> **What to do**
Provide only the number of lines in the data below that contain the string "warehouse".

> **The data**
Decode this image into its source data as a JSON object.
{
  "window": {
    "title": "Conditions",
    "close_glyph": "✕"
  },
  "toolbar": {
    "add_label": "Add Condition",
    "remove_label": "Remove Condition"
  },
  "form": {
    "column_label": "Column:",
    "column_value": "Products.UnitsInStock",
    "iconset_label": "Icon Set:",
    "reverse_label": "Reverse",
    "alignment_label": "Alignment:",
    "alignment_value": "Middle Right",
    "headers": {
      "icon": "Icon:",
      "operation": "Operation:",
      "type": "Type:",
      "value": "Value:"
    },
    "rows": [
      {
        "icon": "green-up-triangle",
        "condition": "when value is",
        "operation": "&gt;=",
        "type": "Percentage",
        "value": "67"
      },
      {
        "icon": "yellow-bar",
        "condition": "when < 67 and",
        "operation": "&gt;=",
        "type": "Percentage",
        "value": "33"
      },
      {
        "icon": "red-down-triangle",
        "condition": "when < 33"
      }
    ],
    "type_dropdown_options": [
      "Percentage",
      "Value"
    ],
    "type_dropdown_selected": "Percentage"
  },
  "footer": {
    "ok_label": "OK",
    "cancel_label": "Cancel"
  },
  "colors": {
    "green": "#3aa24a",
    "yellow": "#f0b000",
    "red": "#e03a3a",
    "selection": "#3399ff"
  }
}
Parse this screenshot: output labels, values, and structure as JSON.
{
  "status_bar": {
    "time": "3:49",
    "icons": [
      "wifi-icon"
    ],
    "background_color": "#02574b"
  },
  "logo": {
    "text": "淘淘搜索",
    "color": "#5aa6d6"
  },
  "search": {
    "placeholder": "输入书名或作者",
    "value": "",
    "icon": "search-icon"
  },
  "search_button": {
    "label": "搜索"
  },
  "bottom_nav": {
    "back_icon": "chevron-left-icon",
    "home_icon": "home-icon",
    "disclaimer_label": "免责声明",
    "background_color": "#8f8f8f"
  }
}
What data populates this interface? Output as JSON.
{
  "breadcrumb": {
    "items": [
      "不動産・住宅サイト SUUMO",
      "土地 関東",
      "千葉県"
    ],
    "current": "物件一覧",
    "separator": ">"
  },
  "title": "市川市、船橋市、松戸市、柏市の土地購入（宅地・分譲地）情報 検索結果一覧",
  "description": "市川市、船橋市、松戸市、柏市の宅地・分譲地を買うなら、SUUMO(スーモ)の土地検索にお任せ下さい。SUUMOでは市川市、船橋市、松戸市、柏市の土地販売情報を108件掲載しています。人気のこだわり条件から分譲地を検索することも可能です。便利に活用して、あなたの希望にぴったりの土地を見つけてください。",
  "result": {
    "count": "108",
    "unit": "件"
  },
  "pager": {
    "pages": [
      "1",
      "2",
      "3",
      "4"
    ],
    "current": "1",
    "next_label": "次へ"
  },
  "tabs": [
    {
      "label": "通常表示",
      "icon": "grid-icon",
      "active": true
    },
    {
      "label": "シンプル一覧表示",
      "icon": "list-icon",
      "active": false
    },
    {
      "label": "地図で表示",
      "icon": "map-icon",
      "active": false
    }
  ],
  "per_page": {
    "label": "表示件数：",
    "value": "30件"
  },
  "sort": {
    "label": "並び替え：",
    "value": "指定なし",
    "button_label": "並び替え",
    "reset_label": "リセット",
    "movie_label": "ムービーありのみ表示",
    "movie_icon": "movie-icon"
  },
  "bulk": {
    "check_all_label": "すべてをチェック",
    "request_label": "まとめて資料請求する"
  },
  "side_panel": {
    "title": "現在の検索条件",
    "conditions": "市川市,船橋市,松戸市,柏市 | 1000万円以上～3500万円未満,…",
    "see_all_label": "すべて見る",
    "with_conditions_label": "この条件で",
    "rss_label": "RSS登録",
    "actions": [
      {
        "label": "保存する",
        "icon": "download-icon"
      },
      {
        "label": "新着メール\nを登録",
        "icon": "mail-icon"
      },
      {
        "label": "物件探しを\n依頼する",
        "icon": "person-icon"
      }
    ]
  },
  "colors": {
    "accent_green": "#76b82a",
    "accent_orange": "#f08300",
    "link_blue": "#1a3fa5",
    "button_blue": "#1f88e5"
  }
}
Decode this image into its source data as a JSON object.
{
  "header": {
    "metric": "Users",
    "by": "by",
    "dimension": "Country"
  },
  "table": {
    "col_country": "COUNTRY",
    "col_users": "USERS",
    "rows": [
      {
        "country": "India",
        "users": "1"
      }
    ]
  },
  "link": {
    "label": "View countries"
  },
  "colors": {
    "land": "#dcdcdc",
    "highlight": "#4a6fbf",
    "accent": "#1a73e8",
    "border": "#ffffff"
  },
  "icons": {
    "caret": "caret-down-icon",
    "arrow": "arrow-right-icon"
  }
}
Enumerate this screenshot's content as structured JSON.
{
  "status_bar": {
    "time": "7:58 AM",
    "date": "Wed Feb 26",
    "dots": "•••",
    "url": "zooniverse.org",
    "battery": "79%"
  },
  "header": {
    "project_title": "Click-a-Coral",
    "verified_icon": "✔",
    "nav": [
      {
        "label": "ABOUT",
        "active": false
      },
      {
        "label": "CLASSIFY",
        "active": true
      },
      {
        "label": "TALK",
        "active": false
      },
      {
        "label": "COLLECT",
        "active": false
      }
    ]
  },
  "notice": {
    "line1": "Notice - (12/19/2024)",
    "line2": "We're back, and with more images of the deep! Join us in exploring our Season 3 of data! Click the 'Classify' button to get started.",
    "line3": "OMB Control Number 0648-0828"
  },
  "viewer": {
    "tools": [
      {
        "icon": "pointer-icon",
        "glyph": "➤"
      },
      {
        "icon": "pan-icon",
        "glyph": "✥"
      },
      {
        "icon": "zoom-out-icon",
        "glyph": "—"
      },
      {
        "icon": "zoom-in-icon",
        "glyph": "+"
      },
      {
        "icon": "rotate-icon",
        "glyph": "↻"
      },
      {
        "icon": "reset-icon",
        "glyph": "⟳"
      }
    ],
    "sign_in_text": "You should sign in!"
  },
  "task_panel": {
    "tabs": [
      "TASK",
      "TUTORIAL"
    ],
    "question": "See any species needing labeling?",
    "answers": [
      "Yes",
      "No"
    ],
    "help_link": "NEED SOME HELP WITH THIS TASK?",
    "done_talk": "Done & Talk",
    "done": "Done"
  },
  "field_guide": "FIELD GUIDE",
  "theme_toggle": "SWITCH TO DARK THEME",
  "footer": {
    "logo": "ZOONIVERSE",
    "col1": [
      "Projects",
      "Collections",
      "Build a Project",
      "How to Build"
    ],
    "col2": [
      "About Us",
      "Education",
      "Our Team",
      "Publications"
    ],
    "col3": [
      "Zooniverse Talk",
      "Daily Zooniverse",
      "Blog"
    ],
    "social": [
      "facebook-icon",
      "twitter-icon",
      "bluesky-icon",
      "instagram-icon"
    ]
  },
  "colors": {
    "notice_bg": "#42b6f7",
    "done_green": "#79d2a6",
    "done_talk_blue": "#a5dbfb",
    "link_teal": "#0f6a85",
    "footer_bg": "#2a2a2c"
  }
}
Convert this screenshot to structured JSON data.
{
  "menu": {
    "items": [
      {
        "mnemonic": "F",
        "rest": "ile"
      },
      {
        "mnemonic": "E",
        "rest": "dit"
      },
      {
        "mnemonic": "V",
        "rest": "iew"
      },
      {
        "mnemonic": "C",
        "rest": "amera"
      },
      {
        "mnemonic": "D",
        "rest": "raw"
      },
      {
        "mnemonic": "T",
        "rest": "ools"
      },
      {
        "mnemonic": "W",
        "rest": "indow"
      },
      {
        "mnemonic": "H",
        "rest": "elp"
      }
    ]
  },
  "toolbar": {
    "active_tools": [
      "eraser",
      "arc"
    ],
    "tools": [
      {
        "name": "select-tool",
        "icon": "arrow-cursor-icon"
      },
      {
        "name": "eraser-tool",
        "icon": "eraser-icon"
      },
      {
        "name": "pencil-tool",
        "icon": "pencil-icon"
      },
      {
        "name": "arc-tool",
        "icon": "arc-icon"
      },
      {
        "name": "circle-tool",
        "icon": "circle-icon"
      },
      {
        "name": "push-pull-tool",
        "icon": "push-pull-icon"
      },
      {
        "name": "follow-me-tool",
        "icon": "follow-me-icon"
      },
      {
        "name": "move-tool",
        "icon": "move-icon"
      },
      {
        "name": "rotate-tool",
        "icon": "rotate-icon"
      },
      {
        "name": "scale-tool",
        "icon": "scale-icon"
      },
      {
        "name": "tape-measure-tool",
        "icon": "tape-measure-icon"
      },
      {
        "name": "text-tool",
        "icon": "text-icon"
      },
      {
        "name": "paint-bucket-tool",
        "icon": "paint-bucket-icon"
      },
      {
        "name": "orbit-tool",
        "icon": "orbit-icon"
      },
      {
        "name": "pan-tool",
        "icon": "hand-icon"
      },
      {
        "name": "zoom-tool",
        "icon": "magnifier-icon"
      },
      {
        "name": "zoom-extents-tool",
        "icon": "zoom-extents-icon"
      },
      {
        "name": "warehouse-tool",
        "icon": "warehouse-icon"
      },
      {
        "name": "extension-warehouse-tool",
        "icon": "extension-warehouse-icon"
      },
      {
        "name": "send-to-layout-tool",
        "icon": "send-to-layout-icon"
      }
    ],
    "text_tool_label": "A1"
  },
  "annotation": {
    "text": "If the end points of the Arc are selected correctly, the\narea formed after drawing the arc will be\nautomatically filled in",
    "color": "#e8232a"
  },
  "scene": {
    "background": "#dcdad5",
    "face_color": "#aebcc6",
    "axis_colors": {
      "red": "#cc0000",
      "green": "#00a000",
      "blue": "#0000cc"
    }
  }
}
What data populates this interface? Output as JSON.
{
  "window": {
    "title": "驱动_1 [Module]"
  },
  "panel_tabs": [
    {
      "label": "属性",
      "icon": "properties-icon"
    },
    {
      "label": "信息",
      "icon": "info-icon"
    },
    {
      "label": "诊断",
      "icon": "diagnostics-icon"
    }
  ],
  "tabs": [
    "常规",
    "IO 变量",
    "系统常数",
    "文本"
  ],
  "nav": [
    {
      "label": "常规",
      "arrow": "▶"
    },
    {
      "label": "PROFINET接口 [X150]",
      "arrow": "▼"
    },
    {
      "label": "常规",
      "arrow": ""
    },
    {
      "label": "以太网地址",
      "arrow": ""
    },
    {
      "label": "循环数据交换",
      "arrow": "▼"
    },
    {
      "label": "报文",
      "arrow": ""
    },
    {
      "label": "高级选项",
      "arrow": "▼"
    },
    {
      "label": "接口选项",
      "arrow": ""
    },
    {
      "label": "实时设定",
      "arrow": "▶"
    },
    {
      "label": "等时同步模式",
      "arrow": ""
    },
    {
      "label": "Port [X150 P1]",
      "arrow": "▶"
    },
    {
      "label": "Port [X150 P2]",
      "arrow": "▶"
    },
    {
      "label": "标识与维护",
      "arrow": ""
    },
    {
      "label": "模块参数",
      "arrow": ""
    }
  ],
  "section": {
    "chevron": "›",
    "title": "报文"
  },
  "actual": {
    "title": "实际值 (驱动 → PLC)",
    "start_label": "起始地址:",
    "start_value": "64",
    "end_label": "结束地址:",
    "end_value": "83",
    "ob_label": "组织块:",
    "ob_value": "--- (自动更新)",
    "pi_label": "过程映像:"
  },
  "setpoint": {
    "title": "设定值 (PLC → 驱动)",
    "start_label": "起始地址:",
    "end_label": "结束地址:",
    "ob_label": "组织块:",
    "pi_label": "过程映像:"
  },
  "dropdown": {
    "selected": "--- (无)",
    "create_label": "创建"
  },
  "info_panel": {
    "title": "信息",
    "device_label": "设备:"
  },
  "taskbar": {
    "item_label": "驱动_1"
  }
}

> **Exercise result**
4